Food Safety

Each year foodborne illnesses sicken 48 million Americans and lead to 128,000 hospitalizations and 3,000 deaths. Anyone can get a foodborne illness but some people are at greater risk such as pregnant women, children under the age of 4 years old and older adults over the age of 50 years old. The good news is that foodborne illnesses are preventable! Here are some tips to help you and your family stay safe when preparing, consuming and storing food!

1. Kitchen Sink Safety

  • Wash your hands for at least 20 seconds with soap and running water.
  • Wash fruits and vegetables before peeling or cutting.
    This can prevent germs from spreading from the outside of the produce to the inside when you cut or peel it.
  • Do not wash meat, poultry or eggs.
    This can help prevent the juices from these foods from spreading germs on your sink and counters.

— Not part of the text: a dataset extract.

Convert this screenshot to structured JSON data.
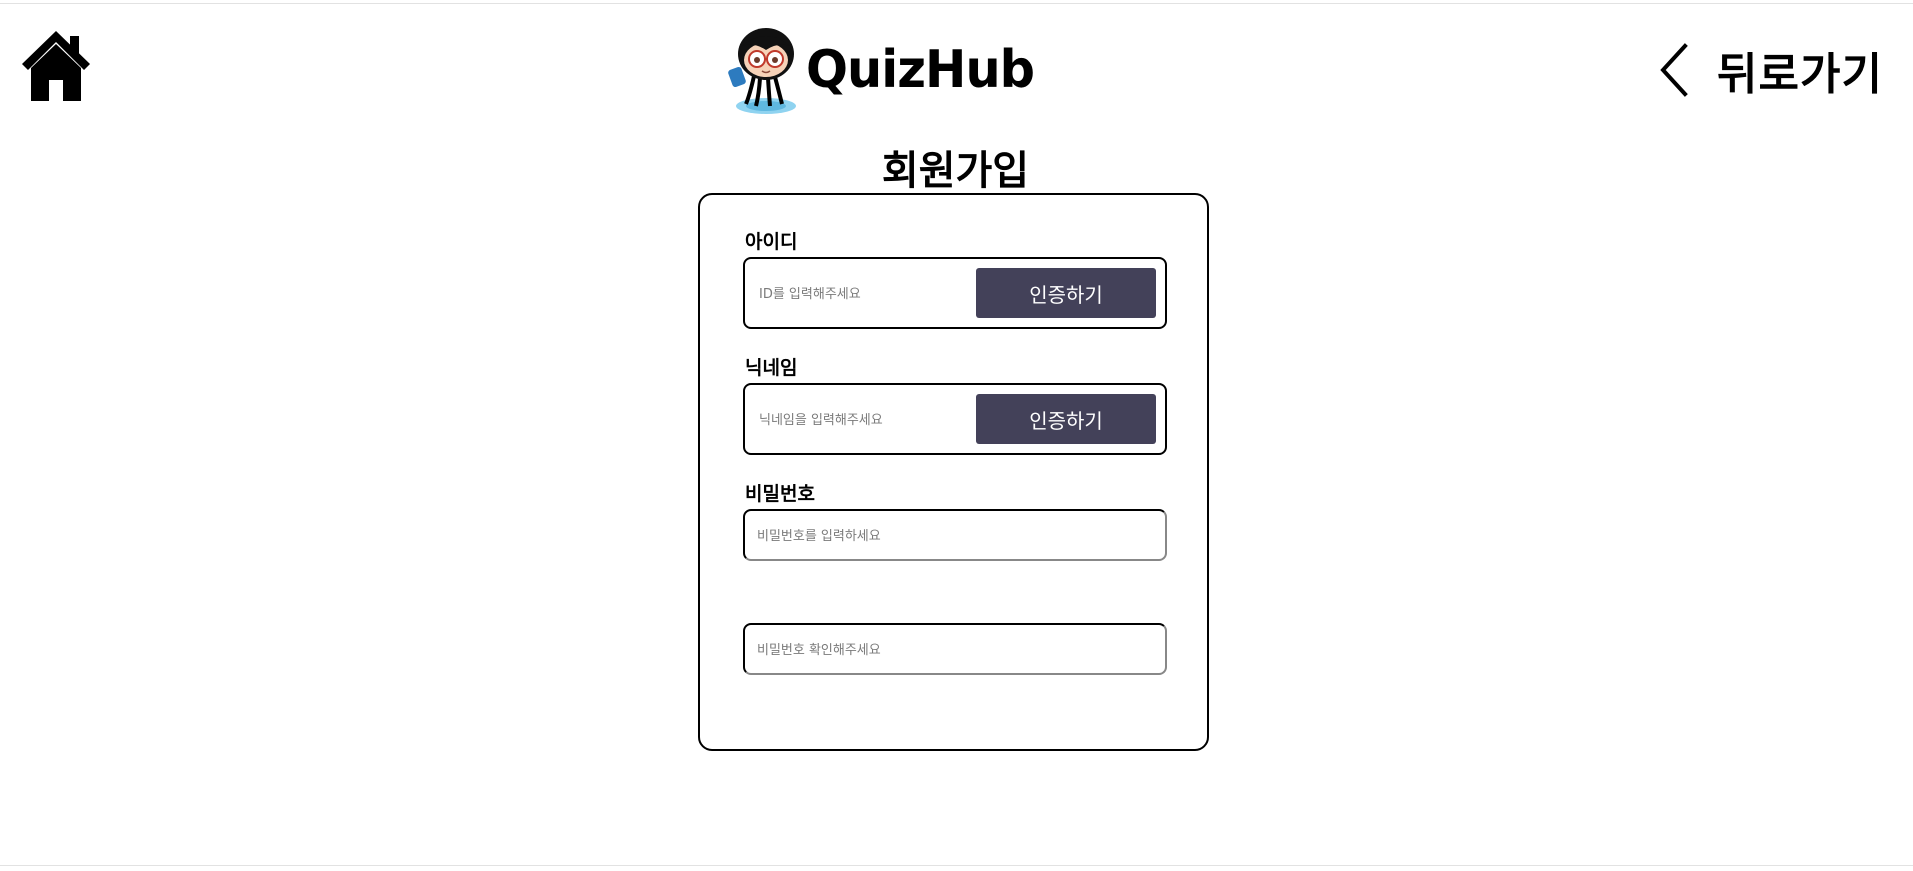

2. Cutting Boards and Utensil Safety

  • Use separate cutting boards, plates, and knives for produce and for raw meat, poultry, seafood, and eggs.
    This will help prevent cross-contamination of these foods.
  • Clean cutting boards, plates and knives with hot soapy water or in a dishwasher after every use.

3. Cooking Safety

  • Use a food thermometer to make sure the food you cooked reaches the appropriate temperature for that food.
    This will make sure that the food you are cooking has reached the temperature hot enough to kill germs.
  • Safe Cooking Temperatures:
    All poultry: 165°F
    Ground beef, pork, lamb & veal: 160°F
    Beef, pork, lamb and veal chops, roasts & steaks: 145°F
    Fish: 145° F
    https://www.foodsafety.gov/food-safety-charts/safe-minimum-cooking-temperature

4. Food Storage Safety

  • Keep refrigerator between 40°F and 32°F.
  • Keep freezer at 0°F or below.
  • Refrigerate fruits, vegetables, milk, eggs and meats within 2 hours.
  • Store raw meats on the bottom shelf of your refrigerator away from fresh produce and ready-to-eat foods.
  • Throw away foods left unrefrigerated for over 2 hours.
  • Thaw and/or marinate foods in the refrigerator.

My name is Kyla Wesely and I am a Registered Dietitian and Certified Diabetes Educator. I did my undergraduate at The University of Nebraska-Lincoln and from there I went on to my Dietetic Internship and Graduate School at Saint Louis University. I have been a practicing Registered Dietitian for 5 years and a Certified Diabetes Educator for almost 1 year. I was born and raised in Omaha, Nebraska but now call Oakland, Nebraska my home as I am getting married in February and my fiancé is from there! In my spare time, I love to hang with family and friends, travel and be outdoors! I’ve only been with Franciscan Care Services for 5 months but I truly enjoy working here as everyone is so nice and friendly and everyone works together as a team to better the lives of our patients and clients we meet.

References:

https://www.healthypeople.gov/2020/topics-objectives/topic/food-safety

https://www.cdc.gov/foodsafety/communication/food-safety-in-the-kitchen.html